Activity | Every entry below is to be retyped exactly as it stands.

Data excerpts:
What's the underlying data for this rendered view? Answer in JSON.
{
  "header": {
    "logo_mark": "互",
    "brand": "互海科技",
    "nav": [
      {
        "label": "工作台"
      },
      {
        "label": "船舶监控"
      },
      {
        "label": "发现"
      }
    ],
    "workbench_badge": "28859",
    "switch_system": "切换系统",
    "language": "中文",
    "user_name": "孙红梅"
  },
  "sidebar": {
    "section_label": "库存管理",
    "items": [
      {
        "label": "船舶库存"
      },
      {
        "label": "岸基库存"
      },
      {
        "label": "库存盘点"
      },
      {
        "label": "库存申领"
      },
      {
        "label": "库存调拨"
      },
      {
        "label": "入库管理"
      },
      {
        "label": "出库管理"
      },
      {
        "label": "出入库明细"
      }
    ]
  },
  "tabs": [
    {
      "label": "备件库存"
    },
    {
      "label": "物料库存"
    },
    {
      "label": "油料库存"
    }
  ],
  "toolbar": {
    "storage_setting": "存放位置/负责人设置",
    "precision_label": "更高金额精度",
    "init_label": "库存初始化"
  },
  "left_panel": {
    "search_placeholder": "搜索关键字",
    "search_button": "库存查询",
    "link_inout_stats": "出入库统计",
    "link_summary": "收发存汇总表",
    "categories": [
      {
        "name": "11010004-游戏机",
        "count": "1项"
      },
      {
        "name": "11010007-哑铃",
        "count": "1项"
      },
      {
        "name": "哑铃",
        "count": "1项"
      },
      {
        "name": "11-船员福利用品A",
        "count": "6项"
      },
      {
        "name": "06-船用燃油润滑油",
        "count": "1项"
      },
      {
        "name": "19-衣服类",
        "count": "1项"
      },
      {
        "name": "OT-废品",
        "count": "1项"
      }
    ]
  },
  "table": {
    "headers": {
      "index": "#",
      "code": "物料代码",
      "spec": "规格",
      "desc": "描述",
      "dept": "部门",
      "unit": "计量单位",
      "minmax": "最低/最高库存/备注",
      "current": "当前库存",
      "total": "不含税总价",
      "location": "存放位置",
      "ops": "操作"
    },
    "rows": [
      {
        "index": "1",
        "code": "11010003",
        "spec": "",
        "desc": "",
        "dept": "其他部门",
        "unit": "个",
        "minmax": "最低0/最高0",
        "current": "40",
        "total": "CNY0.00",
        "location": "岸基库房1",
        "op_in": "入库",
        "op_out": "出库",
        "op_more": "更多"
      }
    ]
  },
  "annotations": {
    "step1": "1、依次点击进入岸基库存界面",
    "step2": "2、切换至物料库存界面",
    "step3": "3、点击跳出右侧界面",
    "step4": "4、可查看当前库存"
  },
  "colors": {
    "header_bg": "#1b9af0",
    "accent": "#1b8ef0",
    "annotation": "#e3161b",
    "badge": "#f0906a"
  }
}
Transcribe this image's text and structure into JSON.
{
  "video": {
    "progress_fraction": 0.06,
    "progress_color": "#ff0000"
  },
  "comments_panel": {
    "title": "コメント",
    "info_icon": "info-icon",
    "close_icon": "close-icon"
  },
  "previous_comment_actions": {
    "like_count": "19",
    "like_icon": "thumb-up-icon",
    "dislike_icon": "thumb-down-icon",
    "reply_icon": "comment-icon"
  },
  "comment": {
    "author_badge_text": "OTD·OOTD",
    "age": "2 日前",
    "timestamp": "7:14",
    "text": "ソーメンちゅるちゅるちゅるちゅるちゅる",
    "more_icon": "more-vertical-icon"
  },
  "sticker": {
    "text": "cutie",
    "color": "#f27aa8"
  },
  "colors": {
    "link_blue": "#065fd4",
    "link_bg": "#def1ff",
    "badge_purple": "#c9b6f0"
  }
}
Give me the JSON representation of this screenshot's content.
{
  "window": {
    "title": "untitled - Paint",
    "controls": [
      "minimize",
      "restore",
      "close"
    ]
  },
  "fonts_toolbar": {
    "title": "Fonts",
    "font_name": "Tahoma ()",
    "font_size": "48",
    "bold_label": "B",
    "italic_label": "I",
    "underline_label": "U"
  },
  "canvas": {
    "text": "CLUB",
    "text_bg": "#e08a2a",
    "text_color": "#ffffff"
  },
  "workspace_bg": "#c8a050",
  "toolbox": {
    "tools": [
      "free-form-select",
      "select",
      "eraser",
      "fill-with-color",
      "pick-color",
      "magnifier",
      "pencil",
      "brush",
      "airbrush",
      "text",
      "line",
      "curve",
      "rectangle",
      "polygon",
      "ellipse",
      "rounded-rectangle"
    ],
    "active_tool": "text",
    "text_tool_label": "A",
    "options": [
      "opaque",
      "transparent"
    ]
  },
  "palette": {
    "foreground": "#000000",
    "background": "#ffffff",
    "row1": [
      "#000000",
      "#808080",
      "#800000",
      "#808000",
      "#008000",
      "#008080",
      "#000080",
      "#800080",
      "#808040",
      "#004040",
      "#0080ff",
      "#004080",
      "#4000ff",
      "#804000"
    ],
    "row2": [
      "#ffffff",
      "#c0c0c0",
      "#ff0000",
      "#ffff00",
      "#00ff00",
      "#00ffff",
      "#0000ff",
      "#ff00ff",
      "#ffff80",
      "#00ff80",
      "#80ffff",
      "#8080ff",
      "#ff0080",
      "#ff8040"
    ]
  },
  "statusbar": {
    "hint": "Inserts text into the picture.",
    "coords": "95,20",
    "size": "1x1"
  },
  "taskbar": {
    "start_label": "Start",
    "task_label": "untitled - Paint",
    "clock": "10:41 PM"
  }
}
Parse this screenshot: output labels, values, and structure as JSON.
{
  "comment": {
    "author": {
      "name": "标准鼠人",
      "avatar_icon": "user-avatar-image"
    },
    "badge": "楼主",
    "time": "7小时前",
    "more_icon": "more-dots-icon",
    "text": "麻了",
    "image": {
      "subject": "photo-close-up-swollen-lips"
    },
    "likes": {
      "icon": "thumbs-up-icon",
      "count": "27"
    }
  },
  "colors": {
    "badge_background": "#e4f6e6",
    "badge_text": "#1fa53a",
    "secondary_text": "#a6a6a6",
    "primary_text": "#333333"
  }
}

Response area |
What's the underlying data for this rendered view? Answer in JSON.
{
  "header": {
    "logo_mark": "互",
    "brand": "互海科技",
    "nav": [
      {
        "label": "工作台"
      },
      {
        "label": "船舶监控"
      },
      {
        "label": "发现"
      }
    ],
    "workbench_badge": "28859",
    "switch_system": "切换系统",
    "language": "中文",
    "user_name": "孙红梅"
  },
  "sidebar": {
    "section_label": "库存管理",
    "items": [
      {
        "label": "船舶库存"
      },
      {
        "label": "岸基库存"
      },
      {
        "label": "库存盘点"
      },
      {
        "label": "库存申领"
      },
      {
        "label": "库存调拨"
      },
      {
        "label": "入库管理"
      },
      {
        "label": "出库管理"
      },
      {
        "label": "出入库明细"
      }
    ]
  },
  "tabs": [
    {
      "label": "备件库存"
    },
    {
      "label": "物料库存"
    },
    {
      "label": "油料库存"
    }
  ],
  "toolbar": {
    "storage_setting": "存放位置/负责人设置",
    "precision_label": "更高金额精度",
    "init_label": "库存初始化"
  },
  "left_panel": {
    "search_placeholder": "搜索关键字",
    "search_button": "库存查询",
    "link_inout_stats": "出入库统计",
    "link_summary": "收发存汇总表",
    "categories": [
      {
        "name": "11010004-游戏机",
        "count": "1项"
      },
      {
        "name": "11010007-哑铃",
        "count": "1项"
      },
      {
        "name": "哑铃",
        "count": "1项"
      },
      {
        "name": "11-船员福利用品A",
        "count": "6项"
      },
      {
        "name": "06-船用燃油润滑油",
        "count": "1项"
      },
      {
        "name": "19-衣服类",
        "count": "1项"
      },
      {
        "name": "OT-废品",
        "count": "1项"
      }
    ]
  },
  "table": {
    "headers": {
      "index": "#",
      "code": "物料代码",
      "spec": "规格",
      "desc": "描述",
      "dept": "部门",
      "unit": "计量单位",
      "minmax": "最低/最高库存/备注",
      "current": "当前库存",
      "total": "不含税总价",
      "location": "存放位置",
      "ops": "操作"
    },
    "rows": [
      {
        "index": "1",
        "code": "11010003",
        "spec": "",
        "desc": "",
        "dept": "其他部门",
        "unit": "个",
        "minmax": "最低0/最高0",
        "current": "40",
        "total": "CNY0.00",
        "location": "岸基库房1",
        "op_in": "入库",
        "op_out": "出库",
        "op_more": "更多"
      }
    ]
  },
  "annotations": {
    "step1": "1、依次点击进入岸基库存界面",
    "step2": "2、切换至物料库存界面",
    "step3": "3、点击跳出右侧界面",
    "step4": "4、可查看当前库存"
  },
  "colors": {
    "header_bg": "#1b9af0",
    "accent": "#1b8ef0",
    "annotation": "#e3161b",
    "badge": "#f0906a"
  }
}
Transcribe this image's text and structure into JSON.
{
  "video": {
    "progress_fraction": 0.06,
    "progress_color": "#ff0000"
  },
  "comments_panel": {
    "title": "コメント",
    "info_icon": "info-icon",
    "close_icon": "close-icon"
  },
  "previous_comment_actions": {
    "like_count": "19",
    "like_icon": "thumb-up-icon",
    "dislike_icon": "thumb-down-icon",
    "reply_icon": "comment-icon"
  },
  "comment": {
    "author_badge_text": "OTD·OOTD",
    "age": "2 日前",
    "timestamp": "7:14",
    "text": "ソーメンちゅるちゅるちゅるちゅるちゅる",
    "more_icon": "more-vertical-icon"
  },
  "sticker": {
    "text": "cutie",
    "color": "#f27aa8"
  },
  "colors": {
    "link_blue": "#065fd4",
    "link_bg": "#def1ff",
    "badge_purple": "#c9b6f0"
  }
}
Give me the JSON representation of this screenshot's content.
{
  "window": {
    "title": "untitled - Paint",
    "controls": [
      "minimize",
      "restore",
      "close"
    ]
  },
  "fonts_toolbar": {
    "title": "Fonts",
    "font_name": "Tahoma ()",
    "font_size": "48",
    "bold_label": "B",
    "italic_label": "I",
    "underline_label": "U"
  },
  "canvas": {
    "text": "CLUB",
    "text_bg": "#e08a2a",
    "text_color": "#ffffff"
  },
  "workspace_bg": "#c8a050",
  "toolbox": {
    "tools": [
      "free-form-select",
      "select",
      "eraser",
      "fill-with-color",
      "pick-color",
      "magnifier",
      "pencil",
      "brush",
      "airbrush",
      "text",
      "line",
      "curve",
      "rectangle",
      "polygon",
      "ellipse",
      "rounded-rectangle"
    ],
    "active_tool": "text",
    "text_tool_label": "A",
    "options": [
      "opaque",
      "transparent"
    ]
  },
  "palette": {
    "foreground": "#000000",
    "background": "#ffffff",
    "row1": [
      "#000000",
      "#808080",
      "#800000",
      "#808000",
      "#008000",
      "#008080",
      "#000080",
      "#800080",
      "#808040",
      "#004040",
      "#0080ff",
      "#004080",
      "#4000ff",
      "#804000"
    ],
    "row2": [
      "#ffffff",
      "#c0c0c0",
      "#ff0000",
      "#ffff00",
      "#00ff00",
      "#00ffff",
      "#0000ff",
      "#ff00ff",
      "#ffff80",
      "#00ff80",
      "#80ffff",
      "#8080ff",
      "#ff0080",
      "#ff8040"
    ]
  },
  "statusbar": {
    "hint": "Inserts text into the picture.",
    "coords": "95,20",
    "size": "1x1"
  },
  "taskbar": {
    "start_label": "Start",
    "task_label": "untitled - Paint",
    "clock": "10:41 PM"
  }
}
Parse this screenshot: output labels, values, and structure as JSON.
{
  "comment": {
    "author": {
      "name": "标准鼠人",
      "avatar_icon": "user-avatar-image"
    },
    "badge": "楼主",
    "time": "7小时前",
    "more_icon": "more-dots-icon",
    "text": "麻了",
    "image": {
      "subject": "photo-close-up-swollen-lips"
    },
    "likes": {
      "icon": "thumbs-up-icon",
      "count": "27"
    }
  },
  "colors": {
    "badge_background": "#e4f6e6",
    "badge_text": "#1fa53a",
    "secondary_text": "#a6a6a6",
    "primary_text": "#333333"
  }
}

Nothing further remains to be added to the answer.